Data records:
%%

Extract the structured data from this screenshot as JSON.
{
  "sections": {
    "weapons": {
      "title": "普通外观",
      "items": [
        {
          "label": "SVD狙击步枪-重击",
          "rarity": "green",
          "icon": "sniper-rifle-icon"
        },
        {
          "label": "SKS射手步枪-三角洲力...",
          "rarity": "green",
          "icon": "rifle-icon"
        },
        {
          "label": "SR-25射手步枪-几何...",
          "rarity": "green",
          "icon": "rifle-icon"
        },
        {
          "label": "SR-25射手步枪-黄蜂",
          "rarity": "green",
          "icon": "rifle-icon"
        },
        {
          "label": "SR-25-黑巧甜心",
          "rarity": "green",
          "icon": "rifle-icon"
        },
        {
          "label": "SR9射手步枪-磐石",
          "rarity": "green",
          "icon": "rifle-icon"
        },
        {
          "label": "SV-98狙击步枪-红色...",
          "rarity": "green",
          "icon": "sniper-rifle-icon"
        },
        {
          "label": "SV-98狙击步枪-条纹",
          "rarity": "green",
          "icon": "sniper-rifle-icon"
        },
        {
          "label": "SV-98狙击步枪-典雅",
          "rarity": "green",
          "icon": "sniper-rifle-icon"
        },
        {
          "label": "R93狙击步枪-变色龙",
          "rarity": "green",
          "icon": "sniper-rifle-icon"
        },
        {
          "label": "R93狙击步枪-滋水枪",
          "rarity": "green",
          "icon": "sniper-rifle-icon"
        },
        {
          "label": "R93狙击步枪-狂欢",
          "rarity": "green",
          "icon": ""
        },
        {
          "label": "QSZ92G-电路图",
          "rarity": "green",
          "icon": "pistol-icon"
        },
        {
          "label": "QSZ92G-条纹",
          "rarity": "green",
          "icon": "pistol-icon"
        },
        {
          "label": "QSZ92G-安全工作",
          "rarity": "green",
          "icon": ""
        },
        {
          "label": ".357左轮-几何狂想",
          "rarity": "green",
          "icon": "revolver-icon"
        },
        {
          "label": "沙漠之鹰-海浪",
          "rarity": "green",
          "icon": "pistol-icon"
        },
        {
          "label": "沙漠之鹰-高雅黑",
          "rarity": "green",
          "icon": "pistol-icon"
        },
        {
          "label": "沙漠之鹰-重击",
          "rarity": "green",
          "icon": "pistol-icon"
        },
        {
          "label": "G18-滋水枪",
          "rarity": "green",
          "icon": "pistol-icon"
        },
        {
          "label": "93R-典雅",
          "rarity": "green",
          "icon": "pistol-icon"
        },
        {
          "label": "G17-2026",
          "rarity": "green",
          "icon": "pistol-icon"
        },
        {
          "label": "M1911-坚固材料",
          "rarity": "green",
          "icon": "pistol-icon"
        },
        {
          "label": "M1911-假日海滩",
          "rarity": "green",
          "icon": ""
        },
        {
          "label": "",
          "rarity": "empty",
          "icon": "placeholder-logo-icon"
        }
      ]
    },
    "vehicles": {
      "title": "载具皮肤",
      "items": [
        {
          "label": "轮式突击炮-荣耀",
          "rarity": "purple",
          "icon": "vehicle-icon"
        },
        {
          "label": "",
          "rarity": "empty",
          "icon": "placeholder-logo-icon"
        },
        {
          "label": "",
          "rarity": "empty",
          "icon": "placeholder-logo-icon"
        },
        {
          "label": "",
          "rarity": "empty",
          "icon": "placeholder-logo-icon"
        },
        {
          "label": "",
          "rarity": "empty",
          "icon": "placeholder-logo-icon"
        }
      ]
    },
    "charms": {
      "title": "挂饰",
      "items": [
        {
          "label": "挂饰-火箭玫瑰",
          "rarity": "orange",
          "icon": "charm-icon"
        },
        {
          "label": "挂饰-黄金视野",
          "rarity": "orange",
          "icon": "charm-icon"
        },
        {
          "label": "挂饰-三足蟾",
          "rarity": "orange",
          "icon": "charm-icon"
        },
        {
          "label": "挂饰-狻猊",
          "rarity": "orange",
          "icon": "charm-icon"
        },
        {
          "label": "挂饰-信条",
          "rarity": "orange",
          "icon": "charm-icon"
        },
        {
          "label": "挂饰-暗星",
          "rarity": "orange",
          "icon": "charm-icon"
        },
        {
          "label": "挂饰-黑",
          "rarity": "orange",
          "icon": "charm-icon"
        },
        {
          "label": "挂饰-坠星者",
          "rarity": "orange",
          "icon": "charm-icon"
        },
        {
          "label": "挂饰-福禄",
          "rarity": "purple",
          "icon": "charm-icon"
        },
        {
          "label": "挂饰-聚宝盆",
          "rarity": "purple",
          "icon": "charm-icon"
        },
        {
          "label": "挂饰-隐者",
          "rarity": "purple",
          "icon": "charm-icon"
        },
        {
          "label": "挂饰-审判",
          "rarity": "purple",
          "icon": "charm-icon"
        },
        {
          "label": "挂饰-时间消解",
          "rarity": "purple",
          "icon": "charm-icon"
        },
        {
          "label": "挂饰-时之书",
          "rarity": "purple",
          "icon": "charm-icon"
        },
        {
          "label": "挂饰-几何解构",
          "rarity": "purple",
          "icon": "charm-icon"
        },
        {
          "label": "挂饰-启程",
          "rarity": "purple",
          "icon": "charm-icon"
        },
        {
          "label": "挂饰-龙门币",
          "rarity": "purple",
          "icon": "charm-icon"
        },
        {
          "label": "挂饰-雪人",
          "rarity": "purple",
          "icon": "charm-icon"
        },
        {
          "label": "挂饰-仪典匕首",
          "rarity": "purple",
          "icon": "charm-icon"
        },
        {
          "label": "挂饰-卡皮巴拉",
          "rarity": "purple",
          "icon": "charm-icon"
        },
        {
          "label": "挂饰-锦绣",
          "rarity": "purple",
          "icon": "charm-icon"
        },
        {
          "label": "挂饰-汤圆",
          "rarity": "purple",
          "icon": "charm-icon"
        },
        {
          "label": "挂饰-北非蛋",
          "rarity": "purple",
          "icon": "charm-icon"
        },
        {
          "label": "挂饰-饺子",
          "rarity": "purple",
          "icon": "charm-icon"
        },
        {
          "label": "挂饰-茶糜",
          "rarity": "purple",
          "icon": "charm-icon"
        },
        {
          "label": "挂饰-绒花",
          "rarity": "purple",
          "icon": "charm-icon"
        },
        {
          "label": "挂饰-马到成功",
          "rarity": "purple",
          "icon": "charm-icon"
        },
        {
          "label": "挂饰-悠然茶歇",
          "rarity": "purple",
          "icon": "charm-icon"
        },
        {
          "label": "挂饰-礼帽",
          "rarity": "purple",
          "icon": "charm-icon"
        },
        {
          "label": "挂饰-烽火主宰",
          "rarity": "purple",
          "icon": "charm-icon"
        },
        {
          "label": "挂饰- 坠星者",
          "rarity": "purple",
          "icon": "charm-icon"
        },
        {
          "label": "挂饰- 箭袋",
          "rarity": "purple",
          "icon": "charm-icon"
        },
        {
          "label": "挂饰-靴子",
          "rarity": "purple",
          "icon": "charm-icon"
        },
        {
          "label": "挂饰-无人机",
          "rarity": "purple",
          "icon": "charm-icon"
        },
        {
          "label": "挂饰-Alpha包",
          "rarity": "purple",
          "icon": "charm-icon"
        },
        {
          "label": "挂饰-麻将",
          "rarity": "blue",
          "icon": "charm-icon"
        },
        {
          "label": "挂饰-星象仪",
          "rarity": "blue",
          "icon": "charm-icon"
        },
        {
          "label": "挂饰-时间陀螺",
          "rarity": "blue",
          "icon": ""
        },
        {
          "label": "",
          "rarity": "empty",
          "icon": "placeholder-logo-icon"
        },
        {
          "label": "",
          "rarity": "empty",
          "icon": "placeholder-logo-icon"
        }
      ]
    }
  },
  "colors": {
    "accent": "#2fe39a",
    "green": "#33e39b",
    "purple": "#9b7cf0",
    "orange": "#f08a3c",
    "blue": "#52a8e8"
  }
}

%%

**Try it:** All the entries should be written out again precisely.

**Solved exercise:**
Extract the structured data from this screenshot as JSON.
{
  "sections": {
    "weapons": {
      "title": "普通外观",
      "items": [
        {
          "label": "SVD狙击步枪-重击",
          "rarity": "green",
          "icon": "sniper-rifle-icon"
        },
        {
          "label": "SKS射手步枪-三角洲力...",
          "rarity": "green",
          "icon": "rifle-icon"
        },
        {
          "label": "SR-25射手步枪-几何...",
          "rarity": "green",
          "icon": "rifle-icon"
        },
        {
          "label": "SR-25射手步枪-黄蜂",
          "rarity": "green",
          "icon": "rifle-icon"
        },
        {
          "label": "SR-25-黑巧甜心",
          "rarity": "green",
          "icon": "rifle-icon"
        },
        {
          "label": "SR9射手步枪-磐石",
          "rarity": "green",
          "icon": "rifle-icon"
        },
        {
          "label": "SV-98狙击步枪-红色...",
          "rarity": "green",
          "icon": "sniper-rifle-icon"
        },
        {
          "label": "SV-98狙击步枪-条纹",
          "rarity": "green",
          "icon": "sniper-rifle-icon"
        },
        {
          "label": "SV-98狙击步枪-典雅",
          "rarity": "green",
          "icon": "sniper-rifle-icon"
        },
        {
          "label": "R93狙击步枪-变色龙",
          "rarity": "green",
          "icon": "sniper-rifle-icon"
        },
        {
          "label": "R93狙击步枪-滋水枪",
          "rarity": "green",
          "icon": "sniper-rifle-icon"
        },
        {
          "label": "R93狙击步枪-狂欢",
          "rarity": "green",
          "icon": ""
        },
        {
          "label": "QSZ92G-电路图",
          "rarity": "green",
          "icon": "pistol-icon"
        },
        {
          "label": "QSZ92G-条纹",
          "rarity": "green",
          "icon": "pistol-icon"
        },
        {
          "label": "QSZ92G-安全工作",
          "rarity": "green",
          "icon": ""
        },
        {
          "label": ".357左轮-几何狂想",
          "rarity": "green",
          "icon": "revolver-icon"
        },
        {
          "label": "沙漠之鹰-海浪",
          "rarity": "green",
          "icon": "pistol-icon"
        },
        {
          "label": "沙漠之鹰-高雅黑",
          "rarity": "green",
          "icon": "pistol-icon"
        },
        {
          "label": "沙漠之鹰-重击",
          "rarity": "green",
          "icon": "pistol-icon"
        },
        {
          "label": "G18-滋水枪",
          "rarity": "green",
          "icon": "pistol-icon"
        },
        {
          "label": "93R-典雅",
          "rarity": "green",
          "icon": "pistol-icon"
        },
        {
          "label": "G17-2026",
          "rarity": "green",
          "icon": "pistol-icon"
        },
        {
          "label": "M1911-坚固材料",
          "rarity": "green",
          "icon": "pistol-icon"
        },
        {
          "label": "M1911-假日海滩",
          "rarity": "green",
          "icon": ""
        },
        {
          "label": "",
          "rarity": "empty",
          "icon": "placeholder-logo-icon"
        }
      ]
    },
    "vehicles": {
      "title": "载具皮肤",
      "items": [
        {
          "label": "轮式突击炮-荣耀",
          "rarity": "purple",
          "icon": "vehicle-icon"
        },
        {
          "label": "",
          "rarity": "empty",
          "icon": "placeholder-logo-icon"
        },
        {
          "label": "",
          "rarity": "empty",
          "icon": "placeholder-logo-icon"
        },
        {
          "label": "",
          "rarity": "empty",
          "icon": "placeholder-logo-icon"
        },
        {
          "label": "",
          "rarity": "empty",
          "icon": "placeholder-logo-icon"
        }
      ]
    },
    "charms": {
      "title": "挂饰",
      "items": [
        {
          "label": "挂饰-火箭玫瑰",
          "rarity": "orange",
          "icon": "charm-icon"
        },
        {
          "label": "挂饰-黄金视野",
          "rarity": "orange",
          "icon": "charm-icon"
        },
        {
          "label": "挂饰-三足蟾",
          "rarity": "orange",
          "icon": "charm-icon"
        },
        {
          "label": "挂饰-狻猊",
          "rarity": "orange",
          "icon": "charm-icon"
        },
        {
          "label": "挂饰-信条",
          "rarity": "orange",
          "icon": "charm-icon"
        },
        {
          "label": "挂饰-暗星",
          "rarity": "orange",
          "icon": "charm-icon"
        },
        {
          "label": "挂饰-黑",
          "rarity": "orange",
          "icon": "charm-icon"
        },
        {
          "label": "挂饰-坠星者",
          "rarity": "orange",
          "icon": "charm-icon"
        },
        {
          "label": "挂饰-福禄",
          "rarity": "purple",
          "icon": "charm-icon"
        },
        {
          "label": "挂饰-聚宝盆",
          "rarity": "purple",
          "icon": "charm-icon"
        },
        {
          "label": "挂饰-隐者",
          "rarity": "purple",
          "icon": "charm-icon"
        },
        {
          "label": "挂饰-审判",
          "rarity": "purple",
          "icon": "charm-icon"
        },
        {
          "label": "挂饰-时间消解",
          "rarity": "purple",
          "icon": "charm-icon"
        },
        {
          "label": "挂饰-时之书",
          "rarity": "purple",
          "icon": "charm-icon"
        },
        {
          "label": "挂饰-几何解构",
          "rarity": "purple",
          "icon": "charm-icon"
        },
        {
          "label": "挂饰-启程",
          "rarity": "purple",
          "icon": "charm-icon"
        },
        {
          "label": "挂饰-龙门币",
          "rarity": "purple",
          "icon": "charm-icon"
        },
        {
          "label": "挂饰-雪人",
          "rarity": "purple",
          "icon": "charm-icon"
        },
        {
          "label": "挂饰-仪典匕首",
          "rarity": "purple",
          "icon": "charm-icon"
        },
        {
          "label": "挂饰-卡皮巴拉",
          "rarity": "purple",
          "icon": "charm-icon"
        },
        {
          "label": "挂饰-锦绣",
          "rarity": "purple",
          "icon": "charm-icon"
        },
        {
          "label": "挂饰-汤圆",
          "rarity": "purple",
          "icon": "charm-icon"
        },
        {
          "label": "挂饰-北非蛋",
          "rarity": "purple",
          "icon": "charm-icon"
        },
        {
          "label": "挂饰-饺子",
          "rarity": "purple",
          "icon": "charm-icon"
        },
        {
          "label": "挂饰-茶糜",
          "rarity": "purple",
          "icon": "charm-icon"
        },
        {
          "label": "挂饰-绒花",
          "rarity": "purple",
          "icon": "charm-icon"
        },
        {
          "label": "挂饰-马到成功",
          "rarity": "purple",
          "icon": "charm-icon"
        },
        {
          "label": "挂饰-悠然茶歇",
          "rarity": "purple",
          "icon": "charm-icon"
        },
        {
          "label": "挂饰-礼帽",
          "rarity": "purple",
          "icon": "charm-icon"
        },
        {
          "label": "挂饰-烽火主宰",
          "rarity": "purple",
          "icon": "charm-icon"
        },
        {
          "label": "挂饰- 坠星者",
          "rarity": "purple",
          "icon": "charm-icon"
        },
        {
          "label": "挂饰- 箭袋",
          "rarity": "purple",
          "icon": "charm-icon"
        },
        {
          "label": "挂饰-靴子",
          "rarity": "purple",
          "icon": "charm-icon"
        },
        {
          "label": "挂饰-无人机",
          "rarity": "purple",
          "icon": "charm-icon"
        },
        {
          "label": "挂饰-Alpha包",
          "rarity": "purple",
          "icon": "charm-icon"
        },
        {
          "label": "挂饰-麻将",
          "rarity": "blue",
          "icon": "charm-icon"
        },
        {
          "label": "挂饰-星象仪",
          "rarity": "blue",
          "icon": "charm-icon"
        },
        {
          "label": "挂饰-时间陀螺",
          "rarity": "blue",
          "icon": ""
        },
        {
          "label": "",
          "rarity": "empty",
          "icon": "placeholder-logo-icon"
        },
        {
          "label": "",
          "rarity": "empty",
          "icon": "placeholder-logo-icon"
        }
      ]
    }
  },
  "colors": {
    "accent": "#2fe39a",
    "green": "#33e39b",
    "purple": "#9b7cf0",
    "orange": "#f08a3c",
    "blue": "#52a8e8"
  }
}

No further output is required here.